News Release

Are Voters Fixing Voting? *Gerrymandering * Ranked Choice Voting


DREW SPENCER PENROSE, dpenrose at, via Rich Robinson, rrobinson at, @fairvote
Penrose is law and policy director for FairVote. He recently wrote the piece “Maine approves ranked choice voting, this time for keeps.” Maine Public is reporting: “Results from nation’s first statewide ranked-choice voting election could be announced as soon as Tuesday.”

DAVID DALEY, davedaley at, @davedaley3
Daley is a senior fellow for FairVote, former editor-in-chief of and a frequent lecturer and media source about gerrymandering. He is author of the book Ratf**ucked: Why Your Vote Doesn’t Count, as well as this recent piece in the Boston Globe.

He just wrote an op-ed piece in the Washington Post called “The only people who can fix gerrymandering now are voters,” which states: “This decade, Wisconsin voters have cast ballots for their state assembly on maps drawn so surgically by Republicans that, in 2012, the GOP captured more than 60 percent of the seats with 174,000 fewer votes.

“Whether Democrats found themselves ‘packed’ into districts that overwhelmingly went blue or efficiently sprinkled throughout reliably red seats, the end result was the same. Wisconsin’s politics lurched dramatically to the right: voter ID bills and antilabor laws that lacked voter support sailed easily through the legislature. Uncompetitive districts drew no competition at all. Nearly 50 percent of all state assembly seats went uncontested by a major party in 2016. Turnout plummeted as well; Between 2012 and 2016, Wisconsin suffered the second-biggest decline in voter participation nationwide.

“On Monday, however, the Supreme Court — on narrow, technical grounds — punted on two crucial partisan gerrymandering cases, one from Wisconsin and another from Maryland, that had provided an opportunity to rein in this toxic, destructive practice that has accelerated the extremism and polarization in our politics. A unanimous court, citing a lack of standing by the Wisconsin voters from any one district to bring a claim against statewide maps, sent the case back to the district court to be reargued on different grounds. The trouble is, there’s not much time before the 2020 Census and the next round of redistricting. …

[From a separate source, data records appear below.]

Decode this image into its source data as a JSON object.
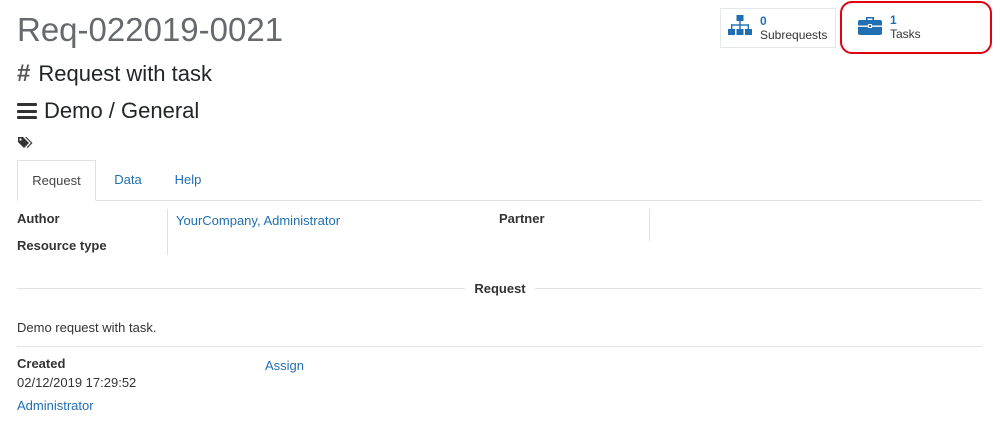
{
  "header": {
    "title": "Req-022019-0021",
    "name": "Request with task",
    "category_path": "Demo / General"
  },
  "smart_buttons": [
    {
      "count": "0",
      "label": "Subrequests",
      "icon": "sitemap-icon"
    },
    {
      "count": "1",
      "label": "Tasks",
      "icon": "briefcase-icon"
    }
  ],
  "tabs": [
    {
      "label": "Request",
      "active": true
    },
    {
      "label": "Data",
      "active": false
    },
    {
      "label": "Help",
      "active": false
    }
  ],
  "fields": {
    "author_label": "Author",
    "author_value": "YourCompany, Administrator",
    "resource_type_label": "Resource type",
    "partner_label": "Partner"
  },
  "section": {
    "title": "Request",
    "body": "Demo request with task."
  },
  "footer": {
    "created_label": "Created",
    "created_date": "02/12/2019 17:29:52",
    "created_by": "Administrator",
    "assign_label": "Assign"
  },
  "colors": {
    "link": "#1f6fb2",
    "icon": "#1f6fb2",
    "highlight": "#e0000f"
  }
}
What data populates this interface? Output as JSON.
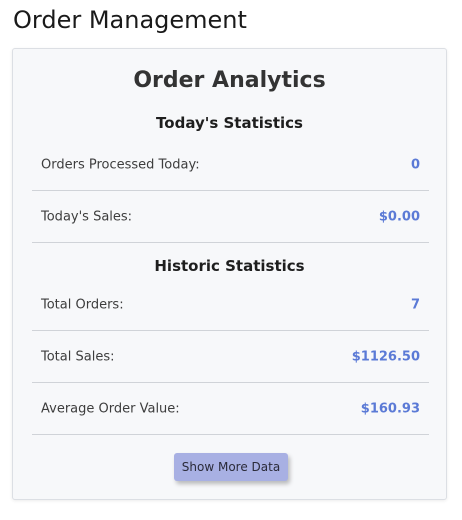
{
  "page": {
    "title": "Order Management"
  },
  "card": {
    "title": "Order Analytics",
    "today": {
      "title": "Today's Statistics",
      "rows": [
        {
          "label": "Orders Processed Today:",
          "value": "0"
        },
        {
          "label": "Today's Sales:",
          "value": "$0.00"
        }
      ]
    },
    "historic": {
      "title": "Historic Statistics",
      "rows": [
        {
          "label": "Total Orders:",
          "value": "7"
        },
        {
          "label": "Total Sales:",
          "value": "$1126.50"
        },
        {
          "label": "Average Order Value:",
          "value": "$160.93"
        }
      ]
    },
    "more_button_label": "Show More Data"
  },
  "colors": {
    "value_accent": "#5b7ad6",
    "button_bg": "#a8b0e3",
    "card_bg": "#f7f8fa"
  }
}
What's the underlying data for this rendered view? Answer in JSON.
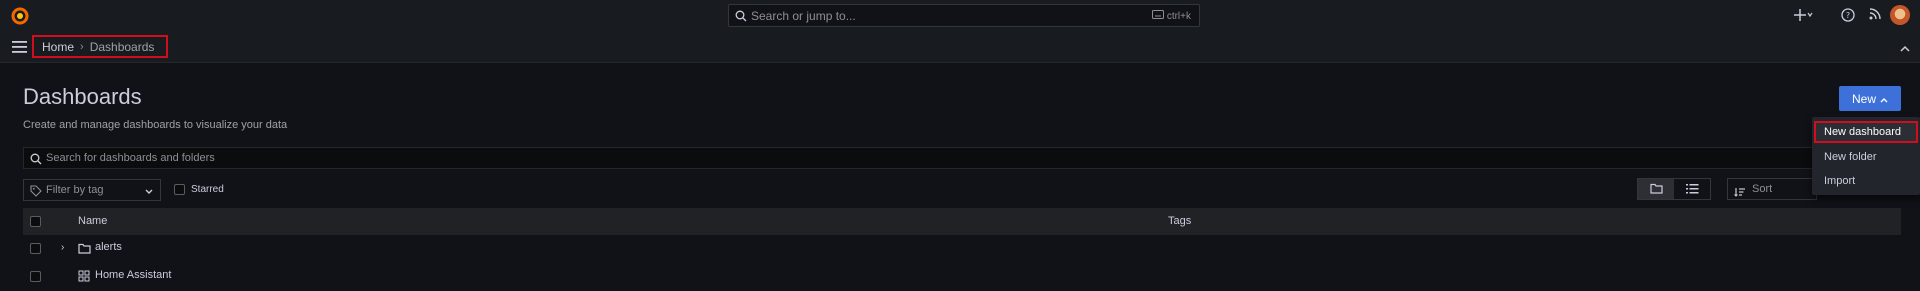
{
  "topbar": {
    "search_placeholder": "Search or jump to...",
    "search_shortcut": "ctrl+k"
  },
  "breadcrumb": {
    "home": "Home",
    "current": "Dashboards"
  },
  "page": {
    "title": "Dashboards",
    "subtitle": "Create and manage dashboards to visualize your data",
    "new_button": "New"
  },
  "new_menu": {
    "items": [
      "New dashboard",
      "New folder",
      "Import"
    ]
  },
  "filters": {
    "search_placeholder": "Search for dashboards and folders",
    "tag_placeholder": "Filter by tag",
    "starred_label": "Starred",
    "sort_placeholder": "Sort"
  },
  "table": {
    "headers": {
      "name": "Name",
      "tags": "Tags"
    },
    "rows": [
      {
        "type": "folder",
        "name": "alerts"
      },
      {
        "type": "dashboard",
        "name": "Home Assistant"
      }
    ]
  },
  "colors": {
    "accent": "#3d71d9",
    "highlight": "#d10e1e",
    "background": "#111217"
  }
}
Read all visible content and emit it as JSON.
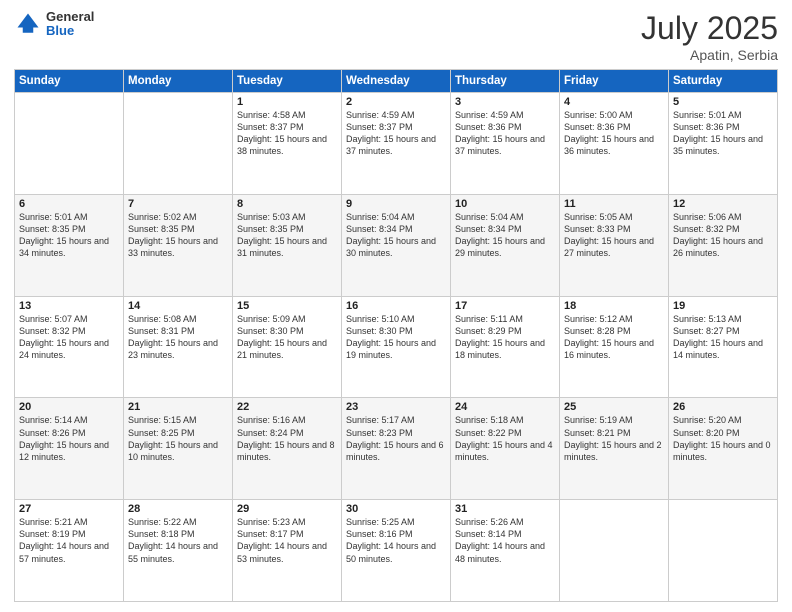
{
  "header": {
    "logo_line1": "General",
    "logo_line2": "Blue",
    "month": "July 2025",
    "location": "Apatin, Serbia"
  },
  "weekdays": [
    "Sunday",
    "Monday",
    "Tuesday",
    "Wednesday",
    "Thursday",
    "Friday",
    "Saturday"
  ],
  "weeks": [
    [
      {
        "day": "",
        "sunrise": "",
        "sunset": "",
        "daylight": ""
      },
      {
        "day": "",
        "sunrise": "",
        "sunset": "",
        "daylight": ""
      },
      {
        "day": "1",
        "sunrise": "Sunrise: 4:58 AM",
        "sunset": "Sunset: 8:37 PM",
        "daylight": "Daylight: 15 hours and 38 minutes."
      },
      {
        "day": "2",
        "sunrise": "Sunrise: 4:59 AM",
        "sunset": "Sunset: 8:37 PM",
        "daylight": "Daylight: 15 hours and 37 minutes."
      },
      {
        "day": "3",
        "sunrise": "Sunrise: 4:59 AM",
        "sunset": "Sunset: 8:36 PM",
        "daylight": "Daylight: 15 hours and 37 minutes."
      },
      {
        "day": "4",
        "sunrise": "Sunrise: 5:00 AM",
        "sunset": "Sunset: 8:36 PM",
        "daylight": "Daylight: 15 hours and 36 minutes."
      },
      {
        "day": "5",
        "sunrise": "Sunrise: 5:01 AM",
        "sunset": "Sunset: 8:36 PM",
        "daylight": "Daylight: 15 hours and 35 minutes."
      }
    ],
    [
      {
        "day": "6",
        "sunrise": "Sunrise: 5:01 AM",
        "sunset": "Sunset: 8:35 PM",
        "daylight": "Daylight: 15 hours and 34 minutes."
      },
      {
        "day": "7",
        "sunrise": "Sunrise: 5:02 AM",
        "sunset": "Sunset: 8:35 PM",
        "daylight": "Daylight: 15 hours and 33 minutes."
      },
      {
        "day": "8",
        "sunrise": "Sunrise: 5:03 AM",
        "sunset": "Sunset: 8:35 PM",
        "daylight": "Daylight: 15 hours and 31 minutes."
      },
      {
        "day": "9",
        "sunrise": "Sunrise: 5:04 AM",
        "sunset": "Sunset: 8:34 PM",
        "daylight": "Daylight: 15 hours and 30 minutes."
      },
      {
        "day": "10",
        "sunrise": "Sunrise: 5:04 AM",
        "sunset": "Sunset: 8:34 PM",
        "daylight": "Daylight: 15 hours and 29 minutes."
      },
      {
        "day": "11",
        "sunrise": "Sunrise: 5:05 AM",
        "sunset": "Sunset: 8:33 PM",
        "daylight": "Daylight: 15 hours and 27 minutes."
      },
      {
        "day": "12",
        "sunrise": "Sunrise: 5:06 AM",
        "sunset": "Sunset: 8:32 PM",
        "daylight": "Daylight: 15 hours and 26 minutes."
      }
    ],
    [
      {
        "day": "13",
        "sunrise": "Sunrise: 5:07 AM",
        "sunset": "Sunset: 8:32 PM",
        "daylight": "Daylight: 15 hours and 24 minutes."
      },
      {
        "day": "14",
        "sunrise": "Sunrise: 5:08 AM",
        "sunset": "Sunset: 8:31 PM",
        "daylight": "Daylight: 15 hours and 23 minutes."
      },
      {
        "day": "15",
        "sunrise": "Sunrise: 5:09 AM",
        "sunset": "Sunset: 8:30 PM",
        "daylight": "Daylight: 15 hours and 21 minutes."
      },
      {
        "day": "16",
        "sunrise": "Sunrise: 5:10 AM",
        "sunset": "Sunset: 8:30 PM",
        "daylight": "Daylight: 15 hours and 19 minutes."
      },
      {
        "day": "17",
        "sunrise": "Sunrise: 5:11 AM",
        "sunset": "Sunset: 8:29 PM",
        "daylight": "Daylight: 15 hours and 18 minutes."
      },
      {
        "day": "18",
        "sunrise": "Sunrise: 5:12 AM",
        "sunset": "Sunset: 8:28 PM",
        "daylight": "Daylight: 15 hours and 16 minutes."
      },
      {
        "day": "19",
        "sunrise": "Sunrise: 5:13 AM",
        "sunset": "Sunset: 8:27 PM",
        "daylight": "Daylight: 15 hours and 14 minutes."
      }
    ],
    [
      {
        "day": "20",
        "sunrise": "Sunrise: 5:14 AM",
        "sunset": "Sunset: 8:26 PM",
        "daylight": "Daylight: 15 hours and 12 minutes."
      },
      {
        "day": "21",
        "sunrise": "Sunrise: 5:15 AM",
        "sunset": "Sunset: 8:25 PM",
        "daylight": "Daylight: 15 hours and 10 minutes."
      },
      {
        "day": "22",
        "sunrise": "Sunrise: 5:16 AM",
        "sunset": "Sunset: 8:24 PM",
        "daylight": "Daylight: 15 hours and 8 minutes."
      },
      {
        "day": "23",
        "sunrise": "Sunrise: 5:17 AM",
        "sunset": "Sunset: 8:23 PM",
        "daylight": "Daylight: 15 hours and 6 minutes."
      },
      {
        "day": "24",
        "sunrise": "Sunrise: 5:18 AM",
        "sunset": "Sunset: 8:22 PM",
        "daylight": "Daylight: 15 hours and 4 minutes."
      },
      {
        "day": "25",
        "sunrise": "Sunrise: 5:19 AM",
        "sunset": "Sunset: 8:21 PM",
        "daylight": "Daylight: 15 hours and 2 minutes."
      },
      {
        "day": "26",
        "sunrise": "Sunrise: 5:20 AM",
        "sunset": "Sunset: 8:20 PM",
        "daylight": "Daylight: 15 hours and 0 minutes."
      }
    ],
    [
      {
        "day": "27",
        "sunrise": "Sunrise: 5:21 AM",
        "sunset": "Sunset: 8:19 PM",
        "daylight": "Daylight: 14 hours and 57 minutes."
      },
      {
        "day": "28",
        "sunrise": "Sunrise: 5:22 AM",
        "sunset": "Sunset: 8:18 PM",
        "daylight": "Daylight: 14 hours and 55 minutes."
      },
      {
        "day": "29",
        "sunrise": "Sunrise: 5:23 AM",
        "sunset": "Sunset: 8:17 PM",
        "daylight": "Daylight: 14 hours and 53 minutes."
      },
      {
        "day": "30",
        "sunrise": "Sunrise: 5:25 AM",
        "sunset": "Sunset: 8:16 PM",
        "daylight": "Daylight: 14 hours and 50 minutes."
      },
      {
        "day": "31",
        "sunrise": "Sunrise: 5:26 AM",
        "sunset": "Sunset: 8:14 PM",
        "daylight": "Daylight: 14 hours and 48 minutes."
      },
      {
        "day": "",
        "sunrise": "",
        "sunset": "",
        "daylight": ""
      },
      {
        "day": "",
        "sunrise": "",
        "sunset": "",
        "daylight": ""
      }
    ]
  ]
}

“Unfortunately, the high court continues to step away from creative solutions to systemic problems. In Shelby County v. Holder, the court argued that anti-discriminatory provisions of the Voting Rights Act targeting states that had historically disenfranchised voters were no longer necessary. Now, instances of racially motivated voter suppression must be challenged one by one — and, as we saw in the case of Ohio’s voter purges last week, these individual cases are often punted back to state election boards, overwhelmingly controlled by the GOP. …

“Just last week in Husted v. A. Philip Randolph Institute, the Supreme Court upheld Ohio’s policies of purging voters from the rolls after not participating in three federal elections (and not responding to official notices mailed to their homes). With Ohio’s policy greenlighted, over a dozen states have indicated that they will adopt a similar system. …

“There is some hope. This fall, as many as seven states will vote on ballot initiatives to create independent redistricting commissions. Arizona and California already use independent bodies for line-drawing to take the process out of the legislature — their maps, based on nonpartisan standards like compactness and keeping related communities together, are more just and more competitive. Maine, meanwhile, has enacted ranked choice voting to make its elections more representative and fair.” See FairVote’s page on ranked choice voting.